Defending maximalist position

TRANSPONDER wrote: Sun Feb 06, 2022 11:04 pm No, no. For me yjis is about Bible reliability as to actual events and minor errors like one or two angels (easily excused) against errors that really call Bible credibility into question (The nativities, no Transfiguration in John and – yes – the resurrections make the mid -biggies (two donkeys, the announcement in the Nazareth synagogue, the death of Judas) look like fabrications even though excuses can be made. This cumulative debunk of the Bible bringing debatable stuff like the missing parables, arrangement of sermon material and the one -offs, omissions and misplaced events into consideration. Doctrine is irrelevant. Really. If the Bible loses credibility, doctrine goes with it.

The way I see it, what you are attacking is the absolute maximalist (5) position (Everything in the Bible actually occurred. Every fact and detail claimed in the Bible is true. All narratives should be taken literally). Of course, there are people who hold to this view and I would classify them as inerrantists. And I would agree that your points would refute the absolute maximalist (5) position. For inerrantists, everything in the Bible must be true because this is their doctrinal position. And if anything is shown to be false, it would attack their doctrine.

However, I hold to the maximalist (4) position (Almost all events, places, and people existed. Major points would be true and minor details could be incorrect). And finding non-doctrinal “errors” would not refute this position. So any of these “problems” would not have any impact on my position – How did Sennacherib’s army die? How many angels were at Jesus’s tomb? Why is there no transfiguration story in gospel of John? Long ending of mark. Story of woman caught in adultery.

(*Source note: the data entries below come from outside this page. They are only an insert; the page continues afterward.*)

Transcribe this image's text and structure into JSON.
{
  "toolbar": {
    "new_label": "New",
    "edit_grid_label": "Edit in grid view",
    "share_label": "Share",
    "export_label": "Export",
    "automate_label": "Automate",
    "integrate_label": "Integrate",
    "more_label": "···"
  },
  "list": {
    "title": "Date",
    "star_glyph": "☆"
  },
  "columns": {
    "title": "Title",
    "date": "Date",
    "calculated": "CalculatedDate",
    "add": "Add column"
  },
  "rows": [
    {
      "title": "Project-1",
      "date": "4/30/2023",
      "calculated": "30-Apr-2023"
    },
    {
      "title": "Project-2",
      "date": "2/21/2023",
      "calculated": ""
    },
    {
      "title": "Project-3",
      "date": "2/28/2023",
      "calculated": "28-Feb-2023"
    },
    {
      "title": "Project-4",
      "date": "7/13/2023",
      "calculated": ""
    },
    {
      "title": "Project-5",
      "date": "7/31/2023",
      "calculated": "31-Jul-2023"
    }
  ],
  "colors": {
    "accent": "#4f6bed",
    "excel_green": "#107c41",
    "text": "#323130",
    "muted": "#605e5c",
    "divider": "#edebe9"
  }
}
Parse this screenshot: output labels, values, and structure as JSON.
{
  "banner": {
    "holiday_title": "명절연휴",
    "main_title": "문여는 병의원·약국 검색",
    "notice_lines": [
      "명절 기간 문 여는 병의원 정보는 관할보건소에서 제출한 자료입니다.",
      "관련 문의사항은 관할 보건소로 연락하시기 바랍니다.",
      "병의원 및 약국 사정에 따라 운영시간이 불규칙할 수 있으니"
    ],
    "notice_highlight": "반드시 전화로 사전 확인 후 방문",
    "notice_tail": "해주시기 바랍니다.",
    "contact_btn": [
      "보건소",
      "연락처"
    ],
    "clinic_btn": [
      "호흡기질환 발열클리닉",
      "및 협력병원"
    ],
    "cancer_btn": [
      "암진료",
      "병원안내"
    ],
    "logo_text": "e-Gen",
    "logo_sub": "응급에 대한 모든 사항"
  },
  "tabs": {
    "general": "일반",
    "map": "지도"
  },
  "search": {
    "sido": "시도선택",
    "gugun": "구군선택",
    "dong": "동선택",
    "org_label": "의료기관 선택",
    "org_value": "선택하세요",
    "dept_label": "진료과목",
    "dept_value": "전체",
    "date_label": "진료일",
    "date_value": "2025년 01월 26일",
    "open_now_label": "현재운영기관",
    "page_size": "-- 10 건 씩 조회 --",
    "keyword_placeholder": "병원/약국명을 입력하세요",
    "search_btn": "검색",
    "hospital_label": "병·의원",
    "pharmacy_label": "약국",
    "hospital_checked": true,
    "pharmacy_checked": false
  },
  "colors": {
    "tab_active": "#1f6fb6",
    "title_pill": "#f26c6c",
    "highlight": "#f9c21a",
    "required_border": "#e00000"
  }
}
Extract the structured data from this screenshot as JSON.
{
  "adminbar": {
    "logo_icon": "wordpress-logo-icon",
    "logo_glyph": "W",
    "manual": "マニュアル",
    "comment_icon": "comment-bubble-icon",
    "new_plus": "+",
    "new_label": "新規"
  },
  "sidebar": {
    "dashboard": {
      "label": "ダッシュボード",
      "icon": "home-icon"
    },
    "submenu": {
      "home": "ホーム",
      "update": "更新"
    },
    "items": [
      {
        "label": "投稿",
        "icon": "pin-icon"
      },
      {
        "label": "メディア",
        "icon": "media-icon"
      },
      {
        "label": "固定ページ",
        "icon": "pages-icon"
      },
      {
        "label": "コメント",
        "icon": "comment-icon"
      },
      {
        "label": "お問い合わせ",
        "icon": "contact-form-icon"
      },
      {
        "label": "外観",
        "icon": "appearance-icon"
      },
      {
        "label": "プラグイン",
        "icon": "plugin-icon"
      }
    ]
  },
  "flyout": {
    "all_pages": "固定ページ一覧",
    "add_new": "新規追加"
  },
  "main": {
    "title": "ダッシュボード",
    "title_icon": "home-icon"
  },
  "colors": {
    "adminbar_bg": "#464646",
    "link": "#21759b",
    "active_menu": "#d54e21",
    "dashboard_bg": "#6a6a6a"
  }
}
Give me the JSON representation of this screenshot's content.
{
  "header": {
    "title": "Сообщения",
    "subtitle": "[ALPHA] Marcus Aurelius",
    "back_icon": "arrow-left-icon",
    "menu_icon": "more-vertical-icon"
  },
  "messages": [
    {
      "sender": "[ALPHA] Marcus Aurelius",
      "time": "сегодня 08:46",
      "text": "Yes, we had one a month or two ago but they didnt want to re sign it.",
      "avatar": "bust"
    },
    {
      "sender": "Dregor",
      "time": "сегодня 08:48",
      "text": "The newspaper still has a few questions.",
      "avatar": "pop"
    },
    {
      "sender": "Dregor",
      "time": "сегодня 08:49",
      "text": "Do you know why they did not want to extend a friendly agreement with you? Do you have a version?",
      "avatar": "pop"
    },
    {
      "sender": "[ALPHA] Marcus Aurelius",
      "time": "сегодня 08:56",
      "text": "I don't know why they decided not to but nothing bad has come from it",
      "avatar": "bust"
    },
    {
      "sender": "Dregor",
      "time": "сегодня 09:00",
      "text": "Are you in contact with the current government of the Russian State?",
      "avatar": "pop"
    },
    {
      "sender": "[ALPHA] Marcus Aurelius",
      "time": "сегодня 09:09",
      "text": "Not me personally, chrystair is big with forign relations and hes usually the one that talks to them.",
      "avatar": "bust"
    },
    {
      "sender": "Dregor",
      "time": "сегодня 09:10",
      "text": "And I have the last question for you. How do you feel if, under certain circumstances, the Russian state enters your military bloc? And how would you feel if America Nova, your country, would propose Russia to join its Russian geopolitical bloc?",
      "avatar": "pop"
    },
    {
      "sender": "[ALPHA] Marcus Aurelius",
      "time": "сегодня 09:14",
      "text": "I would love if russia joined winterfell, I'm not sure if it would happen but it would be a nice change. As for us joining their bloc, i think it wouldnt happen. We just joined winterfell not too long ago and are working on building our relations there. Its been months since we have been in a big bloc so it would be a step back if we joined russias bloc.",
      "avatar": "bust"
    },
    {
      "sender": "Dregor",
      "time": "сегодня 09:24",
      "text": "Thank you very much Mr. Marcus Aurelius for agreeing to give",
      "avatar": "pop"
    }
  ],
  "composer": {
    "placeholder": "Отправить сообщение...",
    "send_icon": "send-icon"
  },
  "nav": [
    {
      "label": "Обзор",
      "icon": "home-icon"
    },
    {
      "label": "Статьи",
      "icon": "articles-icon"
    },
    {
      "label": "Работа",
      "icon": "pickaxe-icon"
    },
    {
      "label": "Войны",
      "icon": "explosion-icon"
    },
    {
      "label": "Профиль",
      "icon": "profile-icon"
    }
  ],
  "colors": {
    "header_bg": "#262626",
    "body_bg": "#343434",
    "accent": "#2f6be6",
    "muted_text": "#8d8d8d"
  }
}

My doctrinal position would be similar to the inerrantists, except for holding to the doctrine of inerrancy. And the fundamental doctrinal points would be the crucifixion, death, and bodily resurrection of Jesus Christ.